Web page and app entries

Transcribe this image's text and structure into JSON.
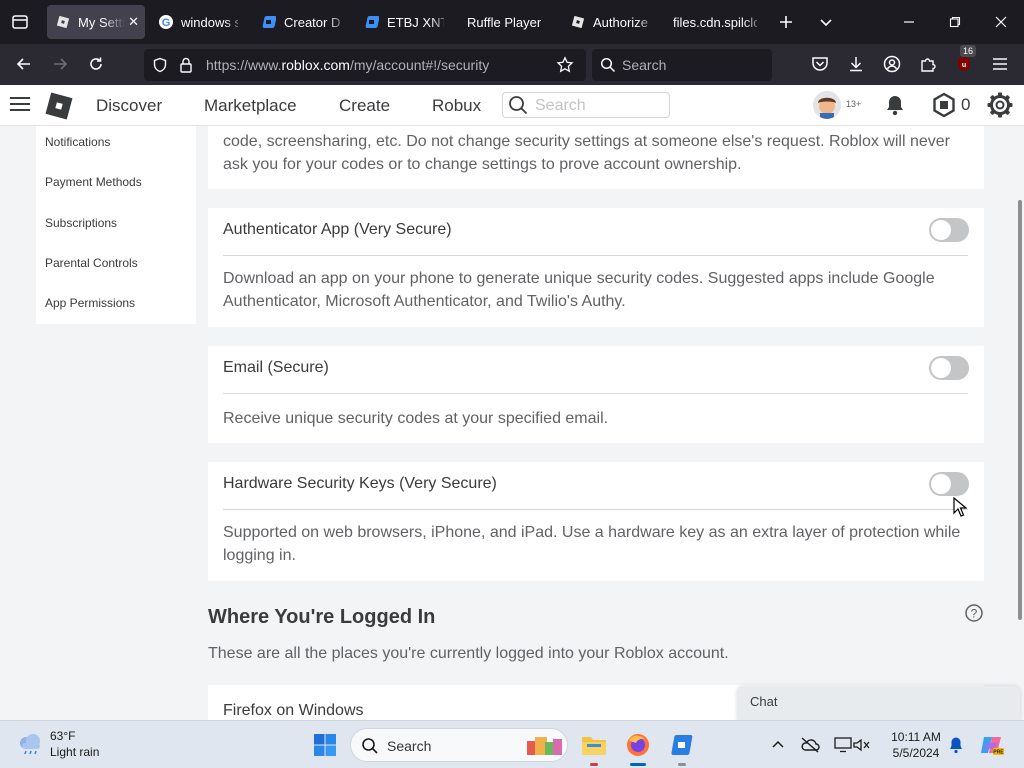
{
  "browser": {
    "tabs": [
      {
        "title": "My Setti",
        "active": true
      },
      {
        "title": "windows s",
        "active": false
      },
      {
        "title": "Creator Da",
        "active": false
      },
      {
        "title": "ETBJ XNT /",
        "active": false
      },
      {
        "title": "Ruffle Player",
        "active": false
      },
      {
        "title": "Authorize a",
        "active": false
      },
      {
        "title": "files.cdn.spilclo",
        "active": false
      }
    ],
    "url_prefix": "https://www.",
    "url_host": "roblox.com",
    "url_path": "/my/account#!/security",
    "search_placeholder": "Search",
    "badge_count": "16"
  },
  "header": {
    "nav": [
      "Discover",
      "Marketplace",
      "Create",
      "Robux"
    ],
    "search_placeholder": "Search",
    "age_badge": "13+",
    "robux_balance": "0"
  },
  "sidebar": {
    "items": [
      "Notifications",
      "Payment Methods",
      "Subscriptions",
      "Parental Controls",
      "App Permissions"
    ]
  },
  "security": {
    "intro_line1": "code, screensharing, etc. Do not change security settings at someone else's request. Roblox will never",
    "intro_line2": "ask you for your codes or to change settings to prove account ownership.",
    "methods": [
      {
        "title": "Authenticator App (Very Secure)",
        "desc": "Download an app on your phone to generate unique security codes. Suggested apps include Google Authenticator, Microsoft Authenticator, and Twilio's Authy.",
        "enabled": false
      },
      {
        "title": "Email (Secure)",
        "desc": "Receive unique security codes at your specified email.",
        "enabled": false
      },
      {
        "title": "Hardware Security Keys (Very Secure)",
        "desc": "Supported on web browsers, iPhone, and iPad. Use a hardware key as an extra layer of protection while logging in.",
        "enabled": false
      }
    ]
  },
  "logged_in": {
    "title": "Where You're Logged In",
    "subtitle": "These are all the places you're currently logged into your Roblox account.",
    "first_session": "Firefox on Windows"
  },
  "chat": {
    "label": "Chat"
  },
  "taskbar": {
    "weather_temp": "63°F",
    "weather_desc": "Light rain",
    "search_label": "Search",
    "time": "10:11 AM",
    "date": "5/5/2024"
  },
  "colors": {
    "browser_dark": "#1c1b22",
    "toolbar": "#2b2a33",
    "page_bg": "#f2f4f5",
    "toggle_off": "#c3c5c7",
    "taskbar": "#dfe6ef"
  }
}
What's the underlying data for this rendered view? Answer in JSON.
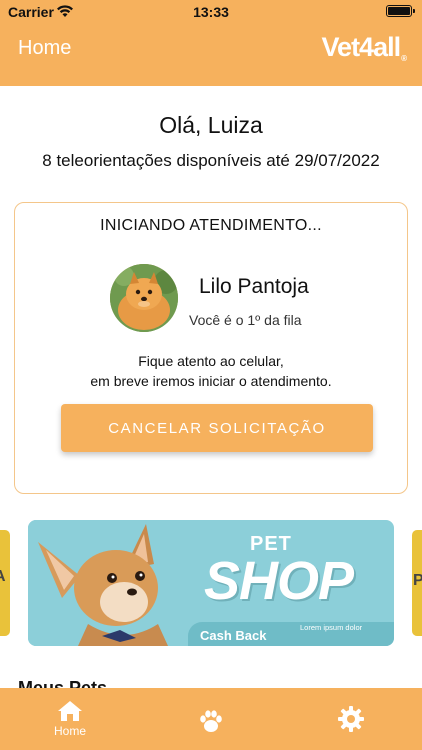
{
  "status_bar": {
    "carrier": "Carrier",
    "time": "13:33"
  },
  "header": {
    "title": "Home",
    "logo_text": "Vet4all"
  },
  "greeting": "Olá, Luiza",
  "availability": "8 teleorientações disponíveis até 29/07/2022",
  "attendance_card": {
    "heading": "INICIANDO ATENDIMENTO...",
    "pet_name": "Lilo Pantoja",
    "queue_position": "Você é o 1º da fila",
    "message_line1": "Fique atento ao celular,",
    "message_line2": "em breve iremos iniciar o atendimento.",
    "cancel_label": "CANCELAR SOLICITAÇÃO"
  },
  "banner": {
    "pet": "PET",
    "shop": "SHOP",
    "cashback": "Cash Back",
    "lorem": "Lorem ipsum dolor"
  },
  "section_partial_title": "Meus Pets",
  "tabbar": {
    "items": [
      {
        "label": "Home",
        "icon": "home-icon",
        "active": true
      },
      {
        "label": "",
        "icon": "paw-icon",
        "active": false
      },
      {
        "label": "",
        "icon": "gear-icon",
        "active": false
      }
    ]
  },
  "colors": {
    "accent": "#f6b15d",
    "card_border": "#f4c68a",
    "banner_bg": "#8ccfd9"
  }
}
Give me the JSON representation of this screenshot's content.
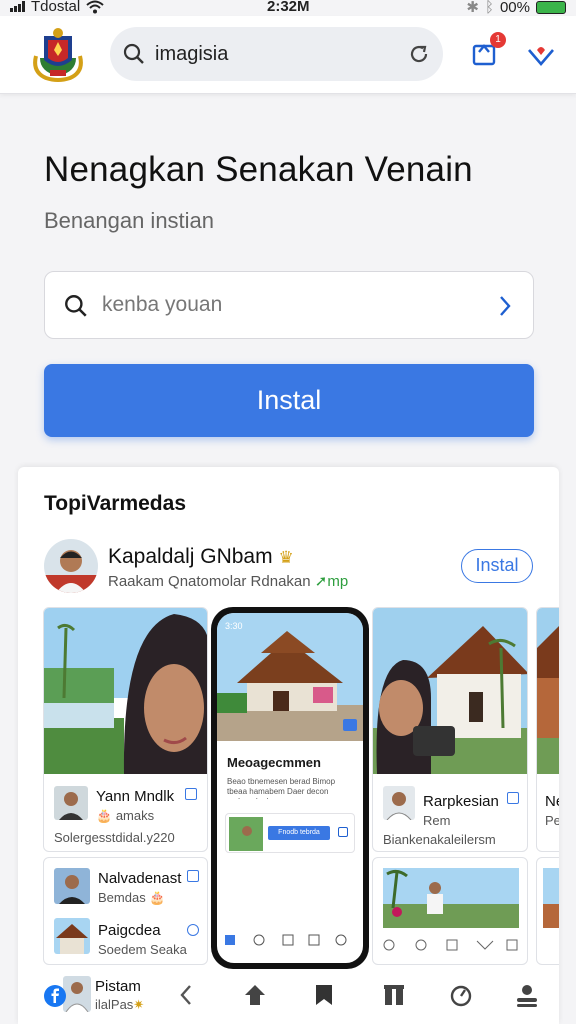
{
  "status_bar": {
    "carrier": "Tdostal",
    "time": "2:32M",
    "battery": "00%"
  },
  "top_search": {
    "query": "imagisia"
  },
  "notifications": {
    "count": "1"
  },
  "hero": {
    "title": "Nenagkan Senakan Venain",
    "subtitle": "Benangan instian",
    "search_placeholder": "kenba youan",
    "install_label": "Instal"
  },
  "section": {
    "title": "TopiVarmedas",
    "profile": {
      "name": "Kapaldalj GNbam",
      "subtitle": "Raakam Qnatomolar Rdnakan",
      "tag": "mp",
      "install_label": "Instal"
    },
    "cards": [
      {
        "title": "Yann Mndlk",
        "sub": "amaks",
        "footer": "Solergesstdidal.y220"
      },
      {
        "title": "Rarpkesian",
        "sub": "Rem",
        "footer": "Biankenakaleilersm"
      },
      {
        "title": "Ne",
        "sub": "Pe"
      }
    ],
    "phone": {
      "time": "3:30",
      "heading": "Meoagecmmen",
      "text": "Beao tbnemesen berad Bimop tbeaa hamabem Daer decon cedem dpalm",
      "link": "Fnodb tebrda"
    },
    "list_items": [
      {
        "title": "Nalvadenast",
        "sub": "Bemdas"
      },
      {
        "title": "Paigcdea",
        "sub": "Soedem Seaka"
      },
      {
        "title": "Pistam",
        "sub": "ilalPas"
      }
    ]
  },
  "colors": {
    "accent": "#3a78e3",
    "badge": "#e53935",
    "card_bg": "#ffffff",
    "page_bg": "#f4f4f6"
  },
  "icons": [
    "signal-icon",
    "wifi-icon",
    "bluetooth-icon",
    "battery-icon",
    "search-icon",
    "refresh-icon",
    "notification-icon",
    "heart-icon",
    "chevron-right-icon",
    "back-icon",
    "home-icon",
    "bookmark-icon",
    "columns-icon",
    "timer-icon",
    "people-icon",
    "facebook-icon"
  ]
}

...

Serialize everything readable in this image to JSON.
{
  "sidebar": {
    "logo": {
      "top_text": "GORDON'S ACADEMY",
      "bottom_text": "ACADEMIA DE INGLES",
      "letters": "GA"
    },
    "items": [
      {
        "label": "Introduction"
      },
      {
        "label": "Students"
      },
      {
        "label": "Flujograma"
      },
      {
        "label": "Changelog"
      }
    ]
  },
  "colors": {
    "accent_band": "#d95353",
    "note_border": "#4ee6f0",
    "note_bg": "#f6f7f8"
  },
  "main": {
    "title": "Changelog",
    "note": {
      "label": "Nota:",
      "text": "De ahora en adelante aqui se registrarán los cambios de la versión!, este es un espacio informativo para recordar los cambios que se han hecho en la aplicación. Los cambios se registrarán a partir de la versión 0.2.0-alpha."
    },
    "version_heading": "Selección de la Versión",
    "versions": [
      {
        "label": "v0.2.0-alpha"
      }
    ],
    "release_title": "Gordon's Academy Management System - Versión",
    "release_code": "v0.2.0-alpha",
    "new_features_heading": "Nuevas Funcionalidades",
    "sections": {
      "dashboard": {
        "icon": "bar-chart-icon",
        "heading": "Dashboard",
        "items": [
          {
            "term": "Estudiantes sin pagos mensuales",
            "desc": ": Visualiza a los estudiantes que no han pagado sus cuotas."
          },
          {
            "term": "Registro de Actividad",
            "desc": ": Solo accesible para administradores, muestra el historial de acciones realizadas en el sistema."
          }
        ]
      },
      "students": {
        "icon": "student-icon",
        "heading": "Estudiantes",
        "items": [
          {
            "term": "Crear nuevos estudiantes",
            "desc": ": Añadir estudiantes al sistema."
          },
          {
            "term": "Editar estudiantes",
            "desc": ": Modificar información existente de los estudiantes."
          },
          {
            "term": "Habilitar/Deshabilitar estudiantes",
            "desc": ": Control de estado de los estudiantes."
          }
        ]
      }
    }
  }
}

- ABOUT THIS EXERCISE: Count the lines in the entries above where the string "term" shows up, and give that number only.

- ANSWER BOX: 5